Tag Archives: bmo housing report

BMO: Housing Market A “Balloon”, Not A “Bubble”

Yet another report out by BMO reassuring Canadians the housing market is fine and will just “cool rather than crash,” likening it to a balloon with a small amount of air slowly escaping.

They assert that the housing boom will more likely cool than correct, even in condo-driven Toronto, where it’s estimated that about half of all new condos in the GTA are purchased by investors, 22% of all condos are rented, and the cost of owning exceeds the rental income.  Sounds good.

“The [BMO] report suggests that alarms about Canada’s housing market by international observers, from the International Monetary Fund to The Economist magazine, are exaggerated or simplistic.” – Globe & Mail

The price-to-income ration for Canada as a whole in 2001 was 3.2.  It rose to 4.9 in 2011.

In Calgary the price-to-income ratio jumped from a healthy 2.8 to a 4.1 ten years later while home prices appreciated 118% during that time.

Despite this, BMO believes that with the exception of a few regions, valuations remain only moderately high across the country and that low interest rates will allow incomes to catch up with higher prices and restore proper valuations.  The wistful “soft-landing” scenario.

You can read the entire report here.  Please feel free to share your thoughts.

Canada facing subprime mortgage risk

In other news today, Bloomberg obtained 152 pages of documents under freedom of information law from the Office of the Superintendent of Financial Institutions that details how Canadian lenders are loosening standards and offering mortgages similar to U.S. subprime loans that pose an “emerging risk”.

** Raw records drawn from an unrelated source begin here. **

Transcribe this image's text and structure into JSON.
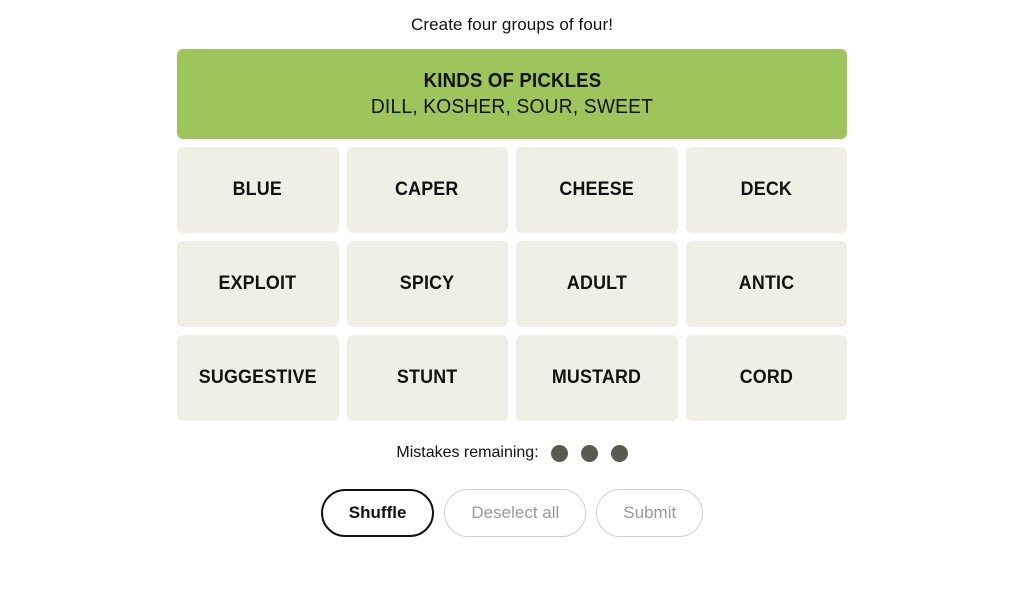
{
  "header": {
    "instruction": "Create four groups of four!"
  },
  "board": {
    "solved_groups": [
      {
        "title": "KINDS OF PICKLES",
        "members": "DILL, KOSHER, SOUR, SWEET",
        "color": "#9ec45c"
      }
    ],
    "tile_bg": "#efefe6",
    "rows": [
      [
        "BLUE",
        "CAPER",
        "CHEESE",
        "DECK"
      ],
      [
        "EXPLOIT",
        "SPICY",
        "ADULT",
        "ANTIC"
      ],
      [
        "SUGGESTIVE",
        "STUNT",
        "MUSTARD",
        "CORD"
      ]
    ]
  },
  "mistakes": {
    "label": "Mistakes remaining:",
    "remaining": 3,
    "dot_color": "#5a5a4e"
  },
  "controls": {
    "shuffle": "Shuffle",
    "deselect_all": "Deselect all",
    "submit": "Submit"
  }
}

Remember, it was only on Friday that BMO emphatically stated how “solid” CMHC is and how “prudent” their underwriting standards are.

You can read the Bloomberg article here

Let’s Rewind

You could easily replace “Bernanke” with “Sherry Cooper” and think the following is verbatim from a recent BMO report:

House of Representatives hearing, Feb. 15, 2006:

Mr. BERNANKE: “The housing market has been very strong for the past few years. Housing prices have been up quite a but. Residential investment has been very strong.

It seems to be the case — there are some straws in the wind that housing markets are cooling a bit. Our expectation is that the decline in activity or the slowing in activity will be moderate; that house prices will probably continue to rise but not at the pace that they had been rising.

So we expect the housing market to cool but not to change very sharply.

If the housing market does cool, more or less as expected, that would still be consistent with a strong economy. In 2006 and 2007, in particular, capital investment and other forms of demand would take up the slack left by residential investment.”

7/1/05 – Interview on CNBC
INTERVIEWER: Ben, there’s been a lot of talk about a housing bubble, particularly, you know [inaudible] from all sorts of places. Can you give us your view as to whether or not there is a housing bubble out there?

BERNANKE: Well, unquestionably, housing prices are up quite a bit; I think it’s important to note that fundamentals are also very strong. We’ve got a growing economy, jobs, incomes. We’ve got very low mortgage rates. We’ve got demographics supporting housing growth. We’ve got restricted supply in some places. So it’s certainly understandable that prices would go up some. I don’t know whether prices are exactly where they should be, but I think it’s fair to say that much of what’s happened is supported by the strength of the economy.

INTERVIEWER: Tell me, what is the worst-case scenario? We have so many economists coming on our air saying ‘Oh, this is a bubble, and it’s going to burst, and this is going to be a real issue for the economy.’ Some say it could even cause a recession at some point. What is the worst-case scenario if in fact we were to see prices come down substantially across the country?

BERNANKE: Well, I guess I don’t buy your premise. It’s a pretty unlikely possibility. We’ve never had a decline in house prices on a nationwide basis. So, what I think what is more likely is that house prices will slow, maybe stabilize, might slow consumption spending a bit. I don’t think it’s gonna drive the economy too far from its full employment path, though.

Read more in Business Insider’s:  30 Bernanke Quotes That Are So Absurd You Won’t Know Whether To Laugh Or Cry